Check each line below for the word "this", and copy those that have it.

[Website and app data records]
•••••

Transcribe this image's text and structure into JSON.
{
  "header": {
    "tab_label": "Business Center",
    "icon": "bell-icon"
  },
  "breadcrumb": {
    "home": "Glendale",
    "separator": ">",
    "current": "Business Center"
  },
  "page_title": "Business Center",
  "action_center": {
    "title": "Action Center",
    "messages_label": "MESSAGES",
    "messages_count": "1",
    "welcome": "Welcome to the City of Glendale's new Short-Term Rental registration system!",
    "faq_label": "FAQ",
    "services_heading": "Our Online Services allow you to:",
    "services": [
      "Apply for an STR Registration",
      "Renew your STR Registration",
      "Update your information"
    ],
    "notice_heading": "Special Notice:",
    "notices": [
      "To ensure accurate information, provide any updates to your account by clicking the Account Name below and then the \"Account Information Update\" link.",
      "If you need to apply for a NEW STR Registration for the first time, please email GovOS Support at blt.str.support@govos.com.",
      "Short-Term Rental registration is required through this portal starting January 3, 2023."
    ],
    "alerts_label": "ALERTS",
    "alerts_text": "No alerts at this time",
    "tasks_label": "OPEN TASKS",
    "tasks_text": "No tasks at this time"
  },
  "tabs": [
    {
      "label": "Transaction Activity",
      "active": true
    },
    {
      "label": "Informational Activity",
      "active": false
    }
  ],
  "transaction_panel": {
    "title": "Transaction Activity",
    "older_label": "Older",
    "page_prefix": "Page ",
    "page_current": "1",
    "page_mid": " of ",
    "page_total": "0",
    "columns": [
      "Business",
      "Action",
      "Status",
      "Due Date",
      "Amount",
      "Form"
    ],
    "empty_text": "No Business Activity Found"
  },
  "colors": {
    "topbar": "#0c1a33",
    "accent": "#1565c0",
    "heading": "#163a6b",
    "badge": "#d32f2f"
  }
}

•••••

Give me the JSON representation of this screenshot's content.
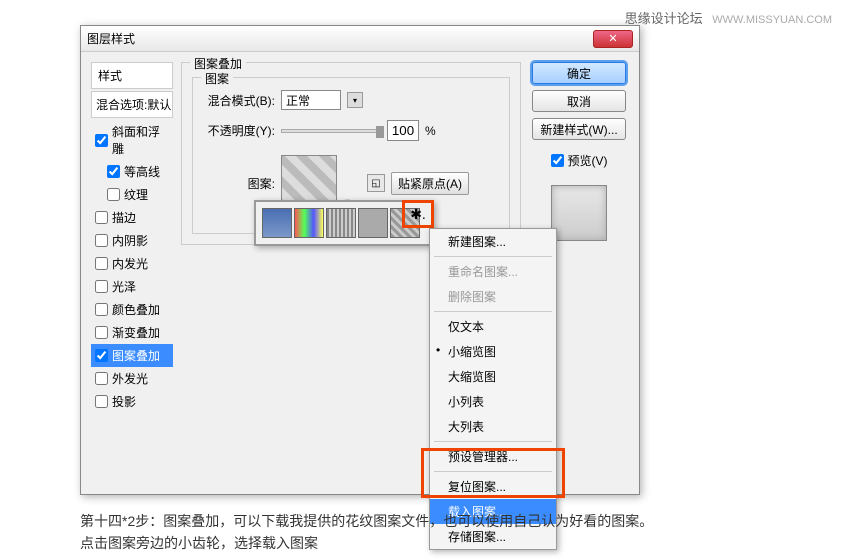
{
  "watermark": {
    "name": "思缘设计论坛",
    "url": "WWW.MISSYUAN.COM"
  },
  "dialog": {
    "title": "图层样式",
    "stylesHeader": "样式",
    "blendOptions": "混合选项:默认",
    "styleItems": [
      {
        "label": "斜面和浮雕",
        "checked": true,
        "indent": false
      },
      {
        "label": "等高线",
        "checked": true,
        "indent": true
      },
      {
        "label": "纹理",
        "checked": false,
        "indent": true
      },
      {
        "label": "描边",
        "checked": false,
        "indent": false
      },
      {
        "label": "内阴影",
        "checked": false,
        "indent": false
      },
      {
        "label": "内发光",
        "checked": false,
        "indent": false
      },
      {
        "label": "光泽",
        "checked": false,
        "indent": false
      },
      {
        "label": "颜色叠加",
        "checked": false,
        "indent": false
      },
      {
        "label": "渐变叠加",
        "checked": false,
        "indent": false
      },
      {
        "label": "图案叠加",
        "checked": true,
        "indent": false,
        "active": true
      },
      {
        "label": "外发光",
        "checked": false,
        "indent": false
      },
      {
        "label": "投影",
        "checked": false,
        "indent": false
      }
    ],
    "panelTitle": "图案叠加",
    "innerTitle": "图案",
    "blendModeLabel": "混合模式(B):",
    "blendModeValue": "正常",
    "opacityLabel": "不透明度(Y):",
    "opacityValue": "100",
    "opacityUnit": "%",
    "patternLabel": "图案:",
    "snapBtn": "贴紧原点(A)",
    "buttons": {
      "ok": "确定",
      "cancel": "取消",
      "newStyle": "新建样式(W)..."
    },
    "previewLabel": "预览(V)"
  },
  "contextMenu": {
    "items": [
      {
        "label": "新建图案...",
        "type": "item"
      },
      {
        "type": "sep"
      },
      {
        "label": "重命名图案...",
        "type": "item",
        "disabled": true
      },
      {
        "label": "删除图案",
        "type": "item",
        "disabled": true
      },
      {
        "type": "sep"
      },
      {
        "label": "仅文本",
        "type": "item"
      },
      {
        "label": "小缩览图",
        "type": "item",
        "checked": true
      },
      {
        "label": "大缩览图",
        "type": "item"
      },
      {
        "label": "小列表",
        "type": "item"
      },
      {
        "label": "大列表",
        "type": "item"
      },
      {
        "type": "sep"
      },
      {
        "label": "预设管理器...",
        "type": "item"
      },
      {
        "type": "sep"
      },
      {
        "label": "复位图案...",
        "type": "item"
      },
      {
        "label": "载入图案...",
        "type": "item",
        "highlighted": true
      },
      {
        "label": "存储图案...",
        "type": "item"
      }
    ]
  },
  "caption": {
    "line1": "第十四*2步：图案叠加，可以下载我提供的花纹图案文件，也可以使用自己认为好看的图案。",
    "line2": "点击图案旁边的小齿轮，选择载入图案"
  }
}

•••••

• Finished exercise:
Transcribe this image's text and structure into JSON.
      "Short-Term Rental registration is required through this portal starting January 3, 2023."
    "alerts_text": "No alerts at this time",
    "tasks_text": "No tasks at this time"
Give me the JSON representation of this screenshot's content.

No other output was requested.